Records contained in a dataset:
────
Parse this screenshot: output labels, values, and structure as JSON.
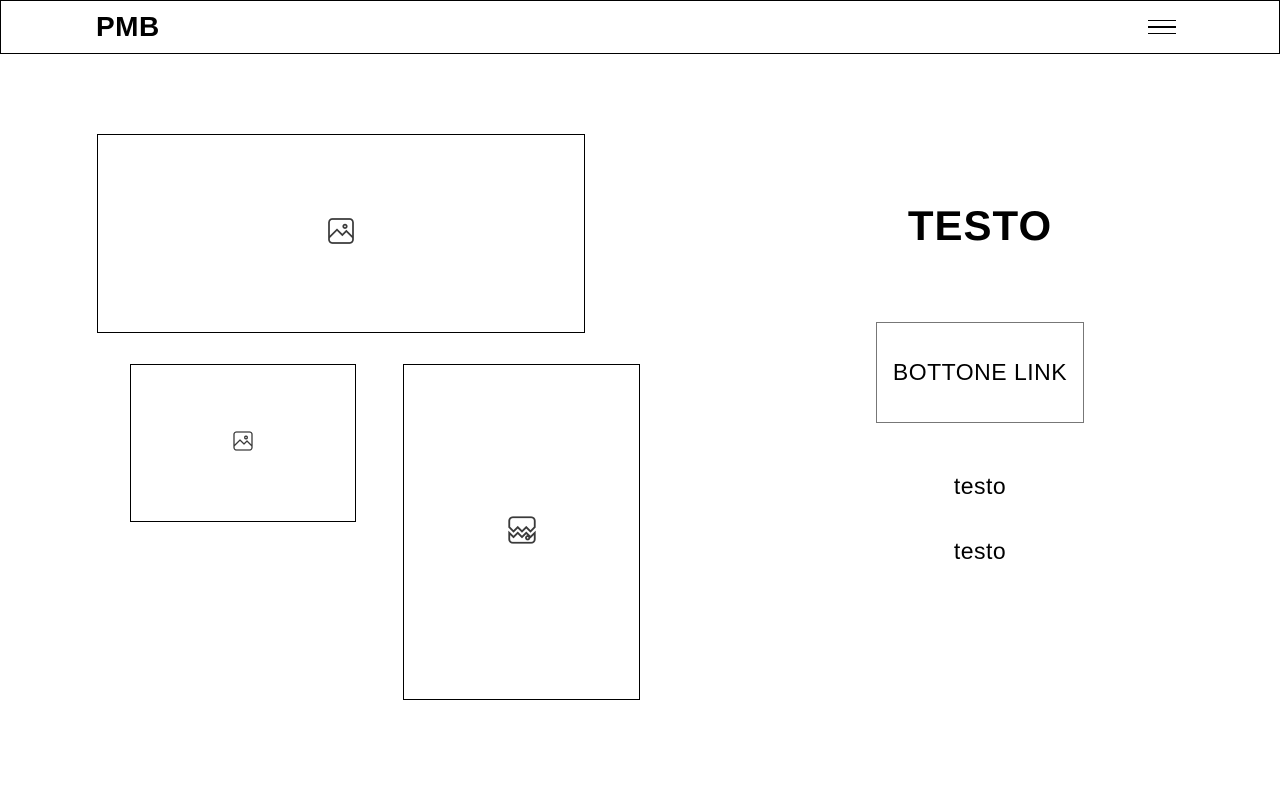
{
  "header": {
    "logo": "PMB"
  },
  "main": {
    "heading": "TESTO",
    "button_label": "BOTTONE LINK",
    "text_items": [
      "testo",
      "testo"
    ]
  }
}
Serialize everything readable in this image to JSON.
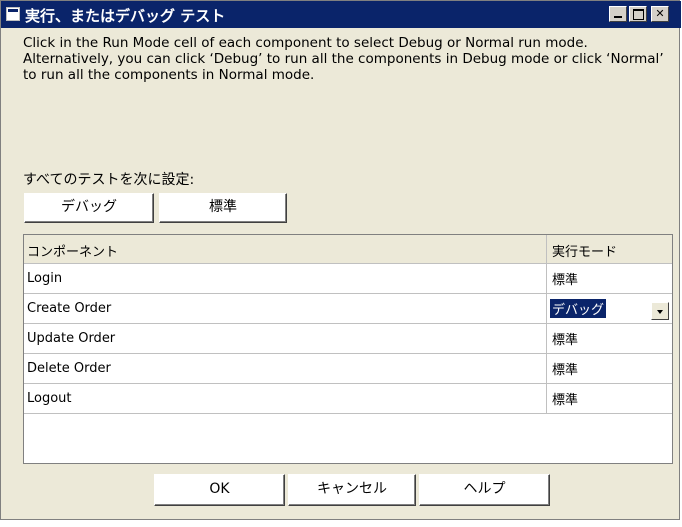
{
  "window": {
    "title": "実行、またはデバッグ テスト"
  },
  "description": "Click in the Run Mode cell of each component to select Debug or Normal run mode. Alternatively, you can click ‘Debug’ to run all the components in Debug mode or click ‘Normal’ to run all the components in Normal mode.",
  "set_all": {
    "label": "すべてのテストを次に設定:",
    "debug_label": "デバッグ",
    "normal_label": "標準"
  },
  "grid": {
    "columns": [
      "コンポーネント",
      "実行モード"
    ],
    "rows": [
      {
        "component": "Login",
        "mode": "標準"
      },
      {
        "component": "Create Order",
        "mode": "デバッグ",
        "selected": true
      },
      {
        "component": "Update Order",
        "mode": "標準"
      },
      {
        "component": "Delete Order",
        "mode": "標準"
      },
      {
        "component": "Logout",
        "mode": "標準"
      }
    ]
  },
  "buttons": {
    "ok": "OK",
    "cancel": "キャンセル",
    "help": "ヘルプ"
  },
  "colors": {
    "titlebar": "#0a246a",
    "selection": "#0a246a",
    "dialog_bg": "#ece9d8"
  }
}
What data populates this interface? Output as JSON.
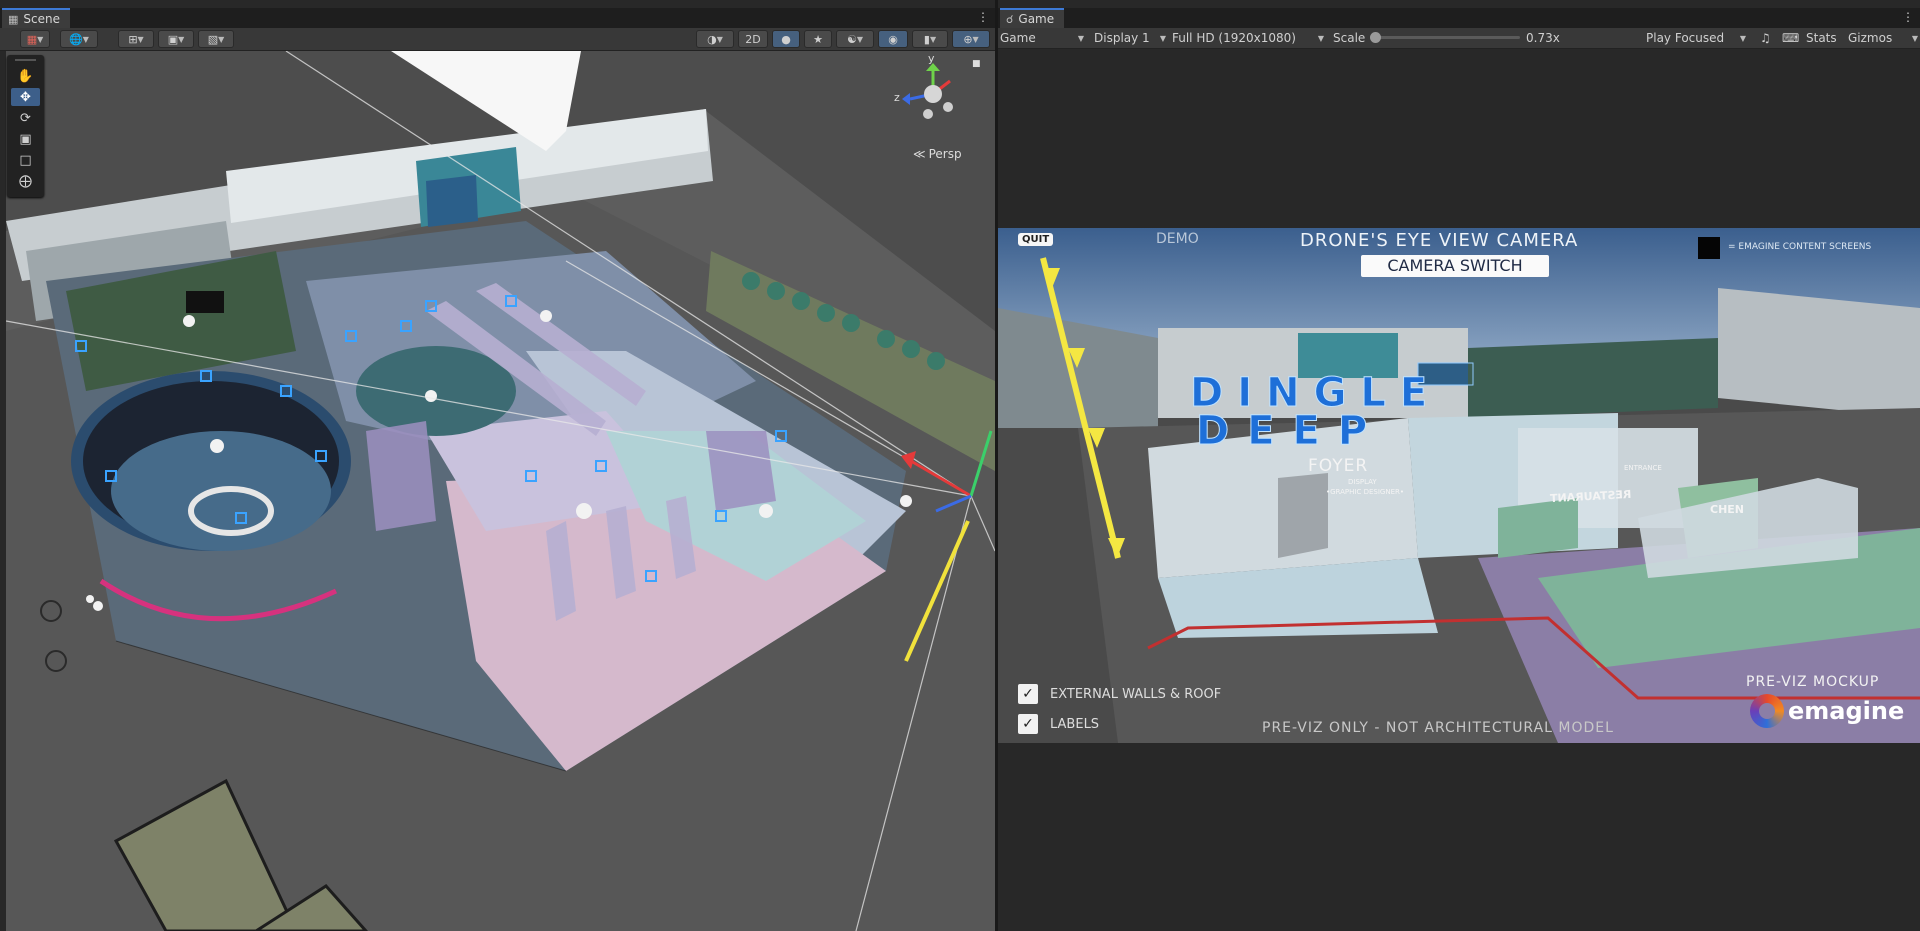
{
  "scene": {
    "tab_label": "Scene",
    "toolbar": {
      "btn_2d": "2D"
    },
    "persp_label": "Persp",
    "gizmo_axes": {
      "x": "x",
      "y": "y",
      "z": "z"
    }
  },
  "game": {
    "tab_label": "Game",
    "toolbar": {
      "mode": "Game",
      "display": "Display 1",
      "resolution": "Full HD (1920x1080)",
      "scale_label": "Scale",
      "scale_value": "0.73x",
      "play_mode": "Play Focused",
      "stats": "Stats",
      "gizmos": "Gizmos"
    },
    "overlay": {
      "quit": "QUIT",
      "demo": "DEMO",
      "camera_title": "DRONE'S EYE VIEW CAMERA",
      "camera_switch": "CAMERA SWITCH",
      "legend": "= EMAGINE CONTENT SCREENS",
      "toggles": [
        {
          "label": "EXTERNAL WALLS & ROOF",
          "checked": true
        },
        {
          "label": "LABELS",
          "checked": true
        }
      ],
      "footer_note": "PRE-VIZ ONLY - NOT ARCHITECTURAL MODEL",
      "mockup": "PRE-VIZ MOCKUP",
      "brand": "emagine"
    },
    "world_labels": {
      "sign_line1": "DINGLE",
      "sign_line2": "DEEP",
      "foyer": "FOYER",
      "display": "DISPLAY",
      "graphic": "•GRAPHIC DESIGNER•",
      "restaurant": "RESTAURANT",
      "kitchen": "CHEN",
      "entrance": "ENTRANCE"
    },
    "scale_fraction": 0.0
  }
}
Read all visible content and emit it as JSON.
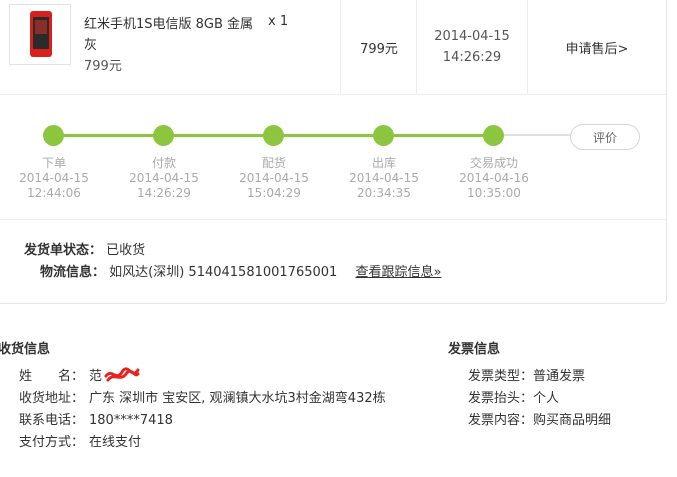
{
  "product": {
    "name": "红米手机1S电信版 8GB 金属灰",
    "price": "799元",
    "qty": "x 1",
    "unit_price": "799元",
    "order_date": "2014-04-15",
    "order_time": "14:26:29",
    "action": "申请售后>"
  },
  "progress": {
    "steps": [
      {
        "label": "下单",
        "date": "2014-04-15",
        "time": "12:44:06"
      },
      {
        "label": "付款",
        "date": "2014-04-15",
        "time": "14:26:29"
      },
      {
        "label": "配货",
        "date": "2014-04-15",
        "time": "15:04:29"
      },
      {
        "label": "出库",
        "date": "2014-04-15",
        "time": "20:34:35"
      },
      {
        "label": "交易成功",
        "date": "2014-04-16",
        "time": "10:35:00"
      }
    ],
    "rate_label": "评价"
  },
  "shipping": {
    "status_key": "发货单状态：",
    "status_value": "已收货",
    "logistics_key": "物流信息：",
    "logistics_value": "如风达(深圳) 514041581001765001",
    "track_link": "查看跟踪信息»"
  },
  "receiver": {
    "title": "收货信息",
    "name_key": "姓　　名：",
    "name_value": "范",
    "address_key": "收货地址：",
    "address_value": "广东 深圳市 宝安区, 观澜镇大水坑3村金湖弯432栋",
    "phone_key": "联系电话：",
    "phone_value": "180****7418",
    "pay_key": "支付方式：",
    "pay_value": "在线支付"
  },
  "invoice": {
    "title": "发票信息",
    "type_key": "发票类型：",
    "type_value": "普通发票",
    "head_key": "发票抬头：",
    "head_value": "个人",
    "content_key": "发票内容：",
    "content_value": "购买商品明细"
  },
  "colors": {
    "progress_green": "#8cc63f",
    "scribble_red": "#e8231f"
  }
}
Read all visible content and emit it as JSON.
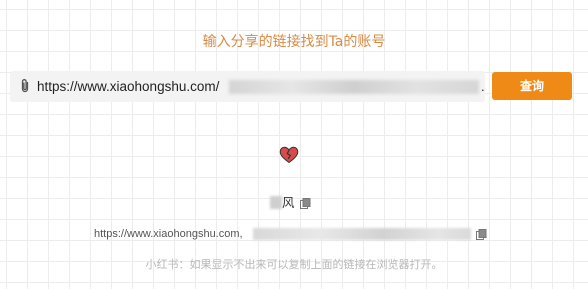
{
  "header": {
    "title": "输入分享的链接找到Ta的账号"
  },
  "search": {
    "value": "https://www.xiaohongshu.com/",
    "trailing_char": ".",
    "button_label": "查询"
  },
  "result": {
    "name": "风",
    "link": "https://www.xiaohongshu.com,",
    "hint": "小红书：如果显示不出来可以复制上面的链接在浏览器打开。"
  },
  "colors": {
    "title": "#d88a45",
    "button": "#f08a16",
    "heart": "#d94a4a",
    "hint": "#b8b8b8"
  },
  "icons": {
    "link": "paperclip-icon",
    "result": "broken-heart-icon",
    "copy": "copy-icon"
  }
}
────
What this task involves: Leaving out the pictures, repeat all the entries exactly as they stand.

The completed task:
Parse this screenshot: output labels, values, and structure as JSON.
{
  "header": {
    "logo": "PMB"
  },
  "main": {
    "heading": "TESTO",
    "button_label": "BOTTONE LINK",
    "text_items": [
      "testo",
      "testo"
    ]
  }
}
Serialize everything readable in this image to JSON.
{
  "window": {
    "title": "実行、またはデバッグ テスト"
  },
  "description": "Click in the Run Mode cell of each component to select Debug or Normal run mode. Alternatively, you can click ‘Debug’ to run all the components in Debug mode or click ‘Normal’ to run all the components in Normal mode.",
  "set_all": {
    "label": "すべてのテストを次に設定:",
    "debug_label": "デバッグ",
    "normal_label": "標準"
  },
  "grid": {
    "columns": [
      "コンポーネント",
      "実行モード"
    ],
    "rows": [
      {
        "component": "Login",
        "mode": "標準"
      },
      {
        "component": "Create Order",
        "mode": "デバッグ",
        "selected": true
      },
      {
        "component": "Update Order",
        "mode": "標準"
      },
      {
        "component": "Delete Order",
        "mode": "標準"
      },
      {
        "component": "Logout",
        "mode": "標準"
      }
    ]
  },
  "buttons": {
    "ok": "OK",
    "cancel": "キャンセル",
    "help": "ヘルプ"
  },
  "colors": {
    "titlebar": "#0a246a",
    "selection": "#0a246a",
    "dialog_bg": "#ece9d8"
  }
}
What data populates this interface? Output as JSON.
{
  "scene": {
    "tab_label": "Scene",
    "toolbar": {
      "btn_2d": "2D"
    },
    "persp_label": "Persp",
    "gizmo_axes": {
      "x": "x",
      "y": "y",
      "z": "z"
    }
  },
  "game": {
    "tab_label": "Game",
    "toolbar": {
      "mode": "Game",
      "display": "Display 1",
      "resolution": "Full HD (1920x1080)",
      "scale_label": "Scale",
      "scale_value": "0.73x",
      "play_mode": "Play Focused",
      "stats": "Stats",
      "gizmos": "Gizmos"
    },
    "overlay": {
      "quit": "QUIT",
      "demo": "DEMO",
      "camera_title": "DRONE'S EYE VIEW CAMERA",
      "camera_switch": "CAMERA SWITCH",
      "legend": "= EMAGINE CONTENT SCREENS",
      "toggles": [
        {
          "label": "EXTERNAL WALLS & ROOF",
          "checked": true
        },
        {
          "label": "LABELS",
          "checked": true
        }
      ],
      "footer_note": "PRE-VIZ ONLY - NOT ARCHITECTURAL MODEL",
      "mockup": "PRE-VIZ MOCKUP",
      "brand": "emagine"
    },
    "world_labels": {
      "sign_line1": "DINGLE",
      "sign_line2": "DEEP",
      "foyer": "FOYER",
      "display": "DISPLAY",
      "graphic": "•GRAPHIC DESIGNER•",
      "restaurant": "RESTAURANT",
      "kitchen": "CHEN",
      "entrance": "ENTRANCE"
    },
    "scale_fraction": 0.0
  }
}
Read all visible content and emit it as JSON.
{
  "product": {
    "name": "红米手机1S电信版 8GB 金属灰",
    "price": "799元",
    "qty": "x 1",
    "unit_price": "799元",
    "order_date": "2014-04-15",
    "order_time": "14:26:29",
    "action": "申请售后>"
  },
  "progress": {
    "steps": [
      {
        "label": "下单",
        "date": "2014-04-15",
        "time": "12:44:06"
      },
      {
        "label": "付款",
        "date": "2014-04-15",
        "time": "14:26:29"
      },
      {
        "label": "配货",
        "date": "2014-04-15",
        "time": "15:04:29"
      },
      {
        "label": "出库",
        "date": "2014-04-15",
        "time": "20:34:35"
      },
      {
        "label": "交易成功",
        "date": "2014-04-16",
        "time": "10:35:00"
      }
    ],
    "rate_label": "评价"
  },
  "shipping": {
    "status_key": "发货单状态：",
    "status_value": "已收货",
    "logistics_key": "物流信息：",
    "logistics_value": "如风达(深圳) 514041581001765001",
    "track_link": "查看跟踪信息»"
  },
  "receiver": {
    "title": "收货信息",
    "name_key": "姓　　名：",
    "name_value": "范",
    "address_key": "收货地址：",
    "address_value": "广东 深圳市 宝安区, 观澜镇大水坑3村金湖弯432栋",
    "phone_key": "联系电话：",
    "phone_value": "180****7418",
    "pay_key": "支付方式：",
    "pay_value": "在线支付"
  },
  "invoice": {
    "title": "发票信息",
    "type_key": "发票类型：",
    "type_value": "普通发票",
    "head_key": "发票抬头：",
    "head_value": "个人",
    "content_key": "发票内容：",
    "content_value": "购买商品明细"
  },
  "colors": {
    "progress_green": "#8cc63f",
    "scribble_red": "#e8231f"
  }
}
Read all visible content and emit it as JSON.
{
  "header": {
    "title": "输入分享的链接找到Ta的账号"
  },
  "search": {
    "value": "https://www.xiaohongshu.com/",
    "trailing_char": ".",
    "button_label": "查询"
  },
  "result": {
    "name": "风",
    "link": "https://www.xiaohongshu.com,",
    "hint": "小红书：如果显示不出来可以复制上面的链接在浏览器打开。"
  },
  "colors": {
    "title": "#d88a45",
    "button": "#f08a16",
    "heart": "#d94a4a",
    "hint": "#b8b8b8"
  },
  "icons": {
    "link": "paperclip-icon",
    "result": "broken-heart-icon",
    "copy": "copy-icon"
  }
}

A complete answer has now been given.